by Rabbi Robert A. Jacobs
Life’s experiences can give us energy: a friend walking her dachshund was angered when two larger dogs attacked the little fellow, biting him seriously. The dog bears scars but healed, and that allowed the two owners to move from that misfortune to a mutual understanding. Life’s experiences promise us change, and in Parashat Vayishlach , we read of spiritual experiences that transform lives.
Transformation in South Africa addresses the enormous social change following the decades of discrimination before and while Apartheid was law. Sisterhood in South Africa has spent 80 years opposing the ill-treatment of others, and continues its task of helping others overcome adversity and resulting rancor.

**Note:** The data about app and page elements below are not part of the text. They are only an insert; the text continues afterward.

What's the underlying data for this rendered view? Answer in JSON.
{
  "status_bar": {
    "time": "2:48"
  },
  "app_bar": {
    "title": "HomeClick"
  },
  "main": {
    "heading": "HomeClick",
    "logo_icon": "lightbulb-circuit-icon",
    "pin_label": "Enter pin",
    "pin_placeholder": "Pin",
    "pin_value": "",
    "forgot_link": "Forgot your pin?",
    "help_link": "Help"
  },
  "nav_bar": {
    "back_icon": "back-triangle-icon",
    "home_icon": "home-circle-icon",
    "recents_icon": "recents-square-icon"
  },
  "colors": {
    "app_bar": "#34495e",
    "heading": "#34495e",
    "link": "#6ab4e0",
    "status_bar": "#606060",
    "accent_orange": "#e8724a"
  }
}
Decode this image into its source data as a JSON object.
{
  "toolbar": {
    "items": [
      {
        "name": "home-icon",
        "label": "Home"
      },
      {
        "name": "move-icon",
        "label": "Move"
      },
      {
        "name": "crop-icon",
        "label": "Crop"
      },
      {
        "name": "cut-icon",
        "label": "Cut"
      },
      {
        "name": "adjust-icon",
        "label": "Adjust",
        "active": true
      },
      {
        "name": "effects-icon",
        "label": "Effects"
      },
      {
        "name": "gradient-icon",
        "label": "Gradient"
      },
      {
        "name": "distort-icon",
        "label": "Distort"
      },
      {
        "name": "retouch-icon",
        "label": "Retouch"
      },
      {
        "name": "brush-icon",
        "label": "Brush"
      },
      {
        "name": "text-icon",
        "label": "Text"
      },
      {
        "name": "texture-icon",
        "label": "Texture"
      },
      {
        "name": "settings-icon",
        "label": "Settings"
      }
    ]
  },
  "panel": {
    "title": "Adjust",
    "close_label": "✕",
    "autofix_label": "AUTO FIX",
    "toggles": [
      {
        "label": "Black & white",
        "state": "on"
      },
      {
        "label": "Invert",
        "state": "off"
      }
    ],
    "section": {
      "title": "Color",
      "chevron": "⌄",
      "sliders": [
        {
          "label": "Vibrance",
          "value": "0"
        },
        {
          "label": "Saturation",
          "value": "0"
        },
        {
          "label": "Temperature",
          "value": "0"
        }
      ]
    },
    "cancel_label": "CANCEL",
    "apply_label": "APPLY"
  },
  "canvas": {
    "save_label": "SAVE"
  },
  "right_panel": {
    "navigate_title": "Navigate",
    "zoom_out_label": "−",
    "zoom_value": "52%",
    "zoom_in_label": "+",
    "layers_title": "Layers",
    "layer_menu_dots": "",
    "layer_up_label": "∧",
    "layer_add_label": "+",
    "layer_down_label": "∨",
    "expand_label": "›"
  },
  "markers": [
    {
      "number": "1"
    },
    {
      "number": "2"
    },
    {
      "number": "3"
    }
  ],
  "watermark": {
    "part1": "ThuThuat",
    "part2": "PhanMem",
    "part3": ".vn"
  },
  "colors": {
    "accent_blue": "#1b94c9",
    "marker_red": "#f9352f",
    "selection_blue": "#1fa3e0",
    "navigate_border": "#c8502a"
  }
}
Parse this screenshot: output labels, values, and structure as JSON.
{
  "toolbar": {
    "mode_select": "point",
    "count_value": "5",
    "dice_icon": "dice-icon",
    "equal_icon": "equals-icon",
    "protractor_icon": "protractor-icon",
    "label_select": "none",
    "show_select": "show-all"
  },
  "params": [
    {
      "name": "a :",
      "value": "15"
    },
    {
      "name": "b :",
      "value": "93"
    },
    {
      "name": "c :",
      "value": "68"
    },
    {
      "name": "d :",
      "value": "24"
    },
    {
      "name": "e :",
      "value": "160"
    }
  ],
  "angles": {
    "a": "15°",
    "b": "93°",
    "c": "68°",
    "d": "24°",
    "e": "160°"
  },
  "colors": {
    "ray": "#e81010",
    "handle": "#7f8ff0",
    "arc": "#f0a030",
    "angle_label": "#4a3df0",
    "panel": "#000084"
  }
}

The weekly parashah, Vayishlach, opens with Jacob preparing for reentry into the Promised Land after his 20 productive years in Haran. He left with the clothes on his back and returns with wives, concubines, children, herds, and flocks large enough for him to send a vanguard ahead to his estranged twin brother, Esau.
At this time of year, many are busy giving to others. Honoring parents and grandparents with tea and a concert by the Wits Choir (University of the Witwatersrand) and an accordion-playing grandmother in the community marked the 3rd Mitzvah Day organized by Bet David’s Kehillah, which involved sisterhood and friends working together. End-ofthe--year parties at the primary school and feeding initiatives for several hundred deprived youngsters will be catered by Kehillah with treats, small gifts, and other items.
Jacob sent his gifts to earn favor with Esau. Torah sees them as having struggled from the beginning during their months in Rachel’s womb. Esau’s response to the vanguard—embracing and welcoming Jacob—allows him to accept the great gift that his brother offers and the two reunite once more in the text, at the end of the weekly parashah, to bury Isaac.
Too often in life, disagreements become a fixed idea and lead to long-term separations. South African Jews call those disagreements feribles—just like American Jews would say, broigas (or in Heberew, b’rogez, meaning in anger). That anger is a natural result of life’s bruises, like Jacob’s taking of the birthright and blessing from his twin. Esau nevertheless returns with the feast he has prepared for Isaac despite the disappointment of having been outwitted by the whole family.
Torah also tells that Esau succeeded and Jacob did not have a completely easy path. As they matured and prospered, their understanding shifted from their previous disagreement as their sibling rivalry could only have served to alienate them from one another. Such anger is often not contained in a single relationship; its bitterness and ambiguity spills over to other important areas of our lives.
Perhaps you can see elements of your life in this story and learn from it that we succeed through acts of forgiveness and generosity by moving past anger and into embraces.
Rabbi Robert A. Jacobs is from Bet David Progressive Synagogue in Sandton, South Africa.